* _Information shown_
┏━━

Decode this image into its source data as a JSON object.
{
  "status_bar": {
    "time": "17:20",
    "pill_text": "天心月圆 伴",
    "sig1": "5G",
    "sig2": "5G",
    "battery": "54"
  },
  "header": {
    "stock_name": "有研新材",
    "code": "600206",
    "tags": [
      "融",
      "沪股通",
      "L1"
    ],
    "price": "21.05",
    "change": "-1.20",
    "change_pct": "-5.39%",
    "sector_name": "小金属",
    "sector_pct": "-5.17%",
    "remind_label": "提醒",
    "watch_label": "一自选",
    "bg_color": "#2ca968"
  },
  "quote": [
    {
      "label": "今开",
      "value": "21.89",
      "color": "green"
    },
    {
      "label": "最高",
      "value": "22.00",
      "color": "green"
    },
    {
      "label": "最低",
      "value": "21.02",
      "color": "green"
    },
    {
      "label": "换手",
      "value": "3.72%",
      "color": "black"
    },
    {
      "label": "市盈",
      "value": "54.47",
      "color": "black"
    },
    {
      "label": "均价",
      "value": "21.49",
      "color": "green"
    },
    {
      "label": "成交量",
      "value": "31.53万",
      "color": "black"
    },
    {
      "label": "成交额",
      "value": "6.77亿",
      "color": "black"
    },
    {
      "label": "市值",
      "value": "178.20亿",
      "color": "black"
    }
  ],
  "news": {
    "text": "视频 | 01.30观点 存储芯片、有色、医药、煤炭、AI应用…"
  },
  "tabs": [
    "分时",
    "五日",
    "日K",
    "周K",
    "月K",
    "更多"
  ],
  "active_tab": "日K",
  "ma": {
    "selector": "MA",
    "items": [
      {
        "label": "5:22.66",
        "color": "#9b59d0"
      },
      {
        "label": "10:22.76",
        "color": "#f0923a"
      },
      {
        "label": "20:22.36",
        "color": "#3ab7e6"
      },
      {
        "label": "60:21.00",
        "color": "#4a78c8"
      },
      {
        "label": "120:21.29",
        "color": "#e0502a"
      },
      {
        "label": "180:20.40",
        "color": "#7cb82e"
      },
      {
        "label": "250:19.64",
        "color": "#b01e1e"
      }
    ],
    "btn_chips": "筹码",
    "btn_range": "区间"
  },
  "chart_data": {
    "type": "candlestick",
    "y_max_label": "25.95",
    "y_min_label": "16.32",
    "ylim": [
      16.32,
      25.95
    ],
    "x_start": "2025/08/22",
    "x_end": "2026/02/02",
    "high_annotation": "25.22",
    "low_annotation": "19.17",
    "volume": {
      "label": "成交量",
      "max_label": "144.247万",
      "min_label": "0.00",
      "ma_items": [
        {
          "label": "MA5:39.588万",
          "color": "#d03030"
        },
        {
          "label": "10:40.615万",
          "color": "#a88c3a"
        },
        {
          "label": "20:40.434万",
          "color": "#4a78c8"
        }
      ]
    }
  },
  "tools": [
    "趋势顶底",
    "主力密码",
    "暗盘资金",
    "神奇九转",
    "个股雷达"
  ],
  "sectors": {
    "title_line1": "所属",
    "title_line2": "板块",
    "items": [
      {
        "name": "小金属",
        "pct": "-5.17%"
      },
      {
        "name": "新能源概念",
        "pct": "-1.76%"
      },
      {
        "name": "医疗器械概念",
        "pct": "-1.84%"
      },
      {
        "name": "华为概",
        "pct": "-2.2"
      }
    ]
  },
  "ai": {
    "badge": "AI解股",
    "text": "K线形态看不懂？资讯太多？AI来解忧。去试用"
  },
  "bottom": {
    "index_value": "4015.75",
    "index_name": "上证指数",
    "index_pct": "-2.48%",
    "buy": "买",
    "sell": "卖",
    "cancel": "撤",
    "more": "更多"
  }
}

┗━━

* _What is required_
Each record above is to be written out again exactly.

* _Result for this exercise_
Decode this image into its source data as a JSON object.
{
  "status_bar": {
    "time": "17:20",
    "pill_text": "天心月圆 伴",
    "sig1": "5G",
    "sig2": "5G",
    "battery": "54"
  },
  "header": {
    "stock_name": "有研新材",
    "code": "600206",
    "tags": [
      "融",
      "沪股通",
      "L1"
    ],
    "price": "21.05",
    "change": "-1.20",
    "change_pct": "-5.39%",
    "sector_name": "小金属",
    "sector_pct": "-5.17%",
    "remind_label": "提醒",
    "watch_label": "一自选",
    "bg_color": "#2ca968"
  },
  "quote": [
    {
      "label": "今开",
      "value": "21.89",
      "color": "green"
    },
    {
      "label": "最高",
      "value": "22.00",
      "color": "green"
    },
    {
      "label": "最低",
      "value": "21.02",
      "color": "green"
    },
    {
      "label": "换手",
      "value": "3.72%",
      "color": "black"
    },
    {
      "label": "市盈",
      "value": "54.47",
      "color": "black"
    },
    {
      "label": "均价",
      "value": "21.49",
      "color": "green"
    },
    {
      "label": "成交量",
      "value": "31.53万",
      "color": "black"
    },
    {
      "label": "成交额",
      "value": "6.77亿",
      "color": "black"
    },
    {
      "label": "市值",
      "value": "178.20亿",
      "color": "black"
    }
  ],
  "news": {
    "text": "视频 | 01.30观点 存储芯片、有色、医药、煤炭、AI应用…"
  },
  "tabs": [
    "分时",
    "五日",
    "日K",
    "周K",
    "月K",
    "更多"
  ],
  "active_tab": "日K",
  "ma": {
    "selector": "MA",
    "items": [
      {
        "label": "5:22.66",
        "color": "#9b59d0"
      },
      {
        "label": "10:22.76",
        "color": "#f0923a"
      },
      {
        "label": "20:22.36",
        "color": "#3ab7e6"
      },
      {
        "label": "60:21.00",
        "color": "#4a78c8"
      },
      {
        "label": "120:21.29",
        "color": "#e0502a"
      },
      {
        "label": "180:20.40",
        "color": "#7cb82e"
      },
      {
        "label": "250:19.64",
        "color": "#b01e1e"
      }
    ],
    "btn_chips": "筹码",
    "btn_range": "区间"
  },
  "chart_data": {
    "type": "candlestick",
    "y_max_label": "25.95",
    "y_min_label": "16.32",
    "ylim": [
      16.32,
      25.95
    ],
    "x_start": "2025/08/22",
    "x_end": "2026/02/02",
    "high_annotation": "25.22",
    "low_annotation": "19.17",
    "volume": {
      "label": "成交量",
      "max_label": "144.247万",
      "min_label": "0.00",
      "ma_items": [
        {
          "label": "MA5:39.588万",
          "color": "#d03030"
        },
        {
          "label": "10:40.615万",
          "color": "#a88c3a"
        },
        {
          "label": "20:40.434万",
          "color": "#4a78c8"
        }
      ]
    }
  },
  "tools": [
    "趋势顶底",
    "主力密码",
    "暗盘资金",
    "神奇九转",
    "个股雷达"
  ],
  "sectors": {
    "title_line1": "所属",
    "title_line2": "板块",
    "items": [
      {
        "name": "小金属",
        "pct": "-5.17%"
      },
      {
        "name": "新能源概念",
        "pct": "-1.76%"
      },
      {
        "name": "医疗器械概念",
        "pct": "-1.84%"
      },
      {
        "name": "华为概",
        "pct": "-2.2"
      }
    ]
  },
  "ai": {
    "badge": "AI解股",
    "text": "K线形态看不懂？资讯太多？AI来解忧。去试用"
  },
  "bottom": {
    "index_value": "4015.75",
    "index_name": "上证指数",
    "index_pct": "-2.48%",
    "buy": "买",
    "sell": "卖",
    "cancel": "撤",
    "more": "更多"
  }
}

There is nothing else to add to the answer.